Hey, it’s got to be somebody’s fault.
Plus, there’s the fact that for generations the government payrolls in places like Chicago have been larded with patronage employees, whose chief responsibilities were helping to elect and then prop up favored political operators, including Emanuel when he first ran for Congress.
Now that big-money fund-raising networks are taking the place of ground troops, most pols find it more helpful to kill patronage armies publicly—or privatize them slowly—than to keep them around for Election Day. And so comes the talk about bringing efficiency, competition, and good management to your government.
Sometimes it’s actually true. But even then, there are unintended consequences, since public-sector job cuts are still job cuts.

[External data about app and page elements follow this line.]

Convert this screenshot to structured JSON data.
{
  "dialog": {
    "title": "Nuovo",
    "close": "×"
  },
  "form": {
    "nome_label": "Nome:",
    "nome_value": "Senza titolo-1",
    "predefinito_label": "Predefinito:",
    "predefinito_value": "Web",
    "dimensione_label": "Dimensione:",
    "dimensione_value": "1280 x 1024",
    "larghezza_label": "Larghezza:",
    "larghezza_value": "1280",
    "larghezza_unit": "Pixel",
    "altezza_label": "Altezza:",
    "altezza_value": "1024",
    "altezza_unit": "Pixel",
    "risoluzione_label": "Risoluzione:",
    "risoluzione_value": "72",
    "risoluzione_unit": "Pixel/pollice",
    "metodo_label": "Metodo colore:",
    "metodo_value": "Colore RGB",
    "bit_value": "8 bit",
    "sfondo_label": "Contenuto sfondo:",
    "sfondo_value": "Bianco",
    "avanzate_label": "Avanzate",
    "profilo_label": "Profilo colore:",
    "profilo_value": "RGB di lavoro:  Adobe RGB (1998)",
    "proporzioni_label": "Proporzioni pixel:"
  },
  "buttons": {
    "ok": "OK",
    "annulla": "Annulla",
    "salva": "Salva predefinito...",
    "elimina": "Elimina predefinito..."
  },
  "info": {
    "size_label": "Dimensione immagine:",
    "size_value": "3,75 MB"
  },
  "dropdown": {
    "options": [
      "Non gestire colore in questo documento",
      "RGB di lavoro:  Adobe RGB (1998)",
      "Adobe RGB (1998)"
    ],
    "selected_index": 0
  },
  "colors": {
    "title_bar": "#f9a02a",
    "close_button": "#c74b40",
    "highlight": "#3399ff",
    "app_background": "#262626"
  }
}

A couple of weeks ago I wrote about my attempts to find out where pink-slipped city workers lived. I’m happy to report that the Emanuel administration eventually coughed up data that helps provide a glimpse—specifically, the zip codes of all current employees. The data do not include the names, street addresses, or job titles to go with any of the zip codes.
Still, what the numbers do show is revealing.
After multiple rounds of payroll trimming and early retirements, there are now 2,100 fewer south siders working for the city than five years ago. That means the mostly black and Latino communities there bore a disproportionate share of the cuts: though about 30 percent of all city workers lived in south side neighborhoods five years ago, they’ve accounted for about 37 percent of the axed jobs.
Meanwhile, northwest side residents made up roughly 22 percent of the city workforce but only sustained 11 percent of the cuts. But that doesn’t mean the news was cheery there either—northwest side neighborhoods still suffered a net loss of more than 600 city jobs.
The eight zip codes that ranked highest in city job losses were all in predominately black and Hispanic neighborhoods on the south and southwest sides. Topping the list was 60617, which includes parts of the South Shore and South Chicago neighborhoods, represented by Jackson, Michelle Harris (8th Ward), and John Pope (10th). The zip code area lost 363 city jobs.
Public sector jobs have helped many families make the middle class and pay mortgages. In fact, they're the anchors in neighborhoods like Auburn-Gresham, Avalon Park, and West Lawn. So it’s probably not a coincidence that many of the zip codes with the biggest city job losses have also been hit hardest by the ongoing foreclosure crisis.
For example, there were 1,423 foreclosure filings in the 60617 zip code area in 2009 and 2010 alone, ranking fifth in the city. The leader in foreclosures in those years was the 60629 area, centered around Marquette Park on the southwest side, which suffered through an astounding 2,636 foreclosures in those years. It also ranked fourth in city layoffs, with 310.
The only city existing zip code area that added city jobs was 60654, centered in the Gold Coast and River West areas downtown. (For all the zip code numbers, click here.)
The cuts have also impacted neighborhood maintenance and public health. Just about every city department has trimmed positions, but the biggest reductions have come in the departments that provide the most visible public services: police (down 1,764 jobs), streets and sanitation (1,161), water (426), and health (418). At the same time, the city's economic development efforts have also taken a hit, losing more than 100 staffers.
“When people ask, ‘Why are these communities eroding?’, they only have to look at how we’re losing these jobs,” Jackson says. “It’s a cycle we really can end.”
So why do Jackson and her colleagues keep signing off on these cuts if they’re so problematic? She’s a bit coy about that, saying that even when aldermen are told layoffs are coming, they’re kept in the dark about the details.
“I’m incensed about this,” Jackson says.